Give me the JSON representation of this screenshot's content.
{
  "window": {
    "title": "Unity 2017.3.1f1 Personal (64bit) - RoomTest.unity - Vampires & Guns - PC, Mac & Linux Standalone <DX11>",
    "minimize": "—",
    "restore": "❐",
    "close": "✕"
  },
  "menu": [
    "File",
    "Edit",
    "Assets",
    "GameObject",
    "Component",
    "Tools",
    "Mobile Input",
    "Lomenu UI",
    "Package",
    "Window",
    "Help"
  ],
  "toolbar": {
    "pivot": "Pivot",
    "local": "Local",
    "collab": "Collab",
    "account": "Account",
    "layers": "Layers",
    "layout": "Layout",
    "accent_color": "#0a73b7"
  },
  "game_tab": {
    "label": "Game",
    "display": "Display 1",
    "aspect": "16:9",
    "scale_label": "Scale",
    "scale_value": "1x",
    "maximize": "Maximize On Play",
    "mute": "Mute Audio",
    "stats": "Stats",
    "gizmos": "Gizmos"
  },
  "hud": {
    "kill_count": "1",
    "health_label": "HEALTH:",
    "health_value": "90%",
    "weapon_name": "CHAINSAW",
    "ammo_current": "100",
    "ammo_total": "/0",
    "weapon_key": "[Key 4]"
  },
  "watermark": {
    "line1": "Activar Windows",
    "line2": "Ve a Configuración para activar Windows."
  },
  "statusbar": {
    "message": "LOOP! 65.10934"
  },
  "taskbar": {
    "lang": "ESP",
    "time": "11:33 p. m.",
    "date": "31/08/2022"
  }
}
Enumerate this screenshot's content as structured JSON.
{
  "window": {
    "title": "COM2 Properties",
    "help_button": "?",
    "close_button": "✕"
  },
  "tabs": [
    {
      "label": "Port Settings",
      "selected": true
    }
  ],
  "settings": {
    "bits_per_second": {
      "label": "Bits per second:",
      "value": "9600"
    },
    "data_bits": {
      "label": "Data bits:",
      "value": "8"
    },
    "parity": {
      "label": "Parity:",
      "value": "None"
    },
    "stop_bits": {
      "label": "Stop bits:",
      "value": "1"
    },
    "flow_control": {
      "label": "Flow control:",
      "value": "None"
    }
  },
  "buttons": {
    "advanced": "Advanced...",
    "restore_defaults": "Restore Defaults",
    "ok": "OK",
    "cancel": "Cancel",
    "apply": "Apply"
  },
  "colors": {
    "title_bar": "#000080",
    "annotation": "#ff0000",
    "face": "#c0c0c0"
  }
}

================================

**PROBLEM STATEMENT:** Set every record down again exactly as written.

**SOLUTION TO THIS TASK:**
Give me the JSON representation of this screenshot's content.
{
  "window": {
    "title": "Unity 2017.3.1f1 Personal (64bit) - RoomTest.unity - Vampires & Guns - PC, Mac & Linux Standalone <DX11>",
    "minimize": "—",
    "restore": "❐",
    "close": "✕"
  },
  "menu": [
    "File",
    "Edit",
    "Assets",
    "GameObject",
    "Component",
    "Tools",
    "Mobile Input",
    "Lomenu UI",
    "Package",
    "Window",
    "Help"
  ],
  "toolbar": {
    "pivot": "Pivot",
    "local": "Local",
    "collab": "Collab",
    "account": "Account",
    "layers": "Layers",
    "layout": "Layout",
    "accent_color": "#0a73b7"
  },
  "game_tab": {
    "label": "Game",
    "display": "Display 1",
    "aspect": "16:9",
    "scale_label": "Scale",
    "scale_value": "1x",
    "maximize": "Maximize On Play",
    "mute": "Mute Audio",
    "stats": "Stats",
    "gizmos": "Gizmos"
  },
  "hud": {
    "kill_count": "1",
    "health_label": "HEALTH:",
    "health_value": "90%",
    "weapon_name": "CHAINSAW",
    "ammo_current": "100",
    "ammo_total": "/0",
    "weapon_key": "[Key 4]"
  },
  "watermark": {
    "line1": "Activar Windows",
    "line2": "Ve a Configuración para activar Windows."
  },
  "statusbar": {
    "message": "LOOP! 65.10934"
  },
  "taskbar": {
    "lang": "ESP",
    "time": "11:33 p. m.",
    "date": "31/08/2022"
  }
}
Enumerate this screenshot's content as structured JSON.
{
  "window": {
    "title": "COM2 Properties",
    "help_button": "?",
    "close_button": "✕"
  },
  "tabs": [
    {
      "label": "Port Settings",
      "selected": true
    }
  ],
  "settings": {
    "bits_per_second": {
      "label": "Bits per second:",
      "value": "9600"
    },
    "data_bits": {
      "label": "Data bits:",
      "value": "8"
    },
    "parity": {
      "label": "Parity:",
      "value": "None"
    },
    "stop_bits": {
      "label": "Stop bits:",
      "value": "1"
    },
    "flow_control": {
      "label": "Flow control:",
      "value": "None"
    }
  },
  "buttons": {
    "advanced": "Advanced...",
    "restore_defaults": "Restore Defaults",
    "ok": "OK",
    "cancel": "Cancel",
    "apply": "Apply"
  },
  "colors": {
    "title_bar": "#000080",
    "annotation": "#ff0000",
    "face": "#c0c0c0"
  }
}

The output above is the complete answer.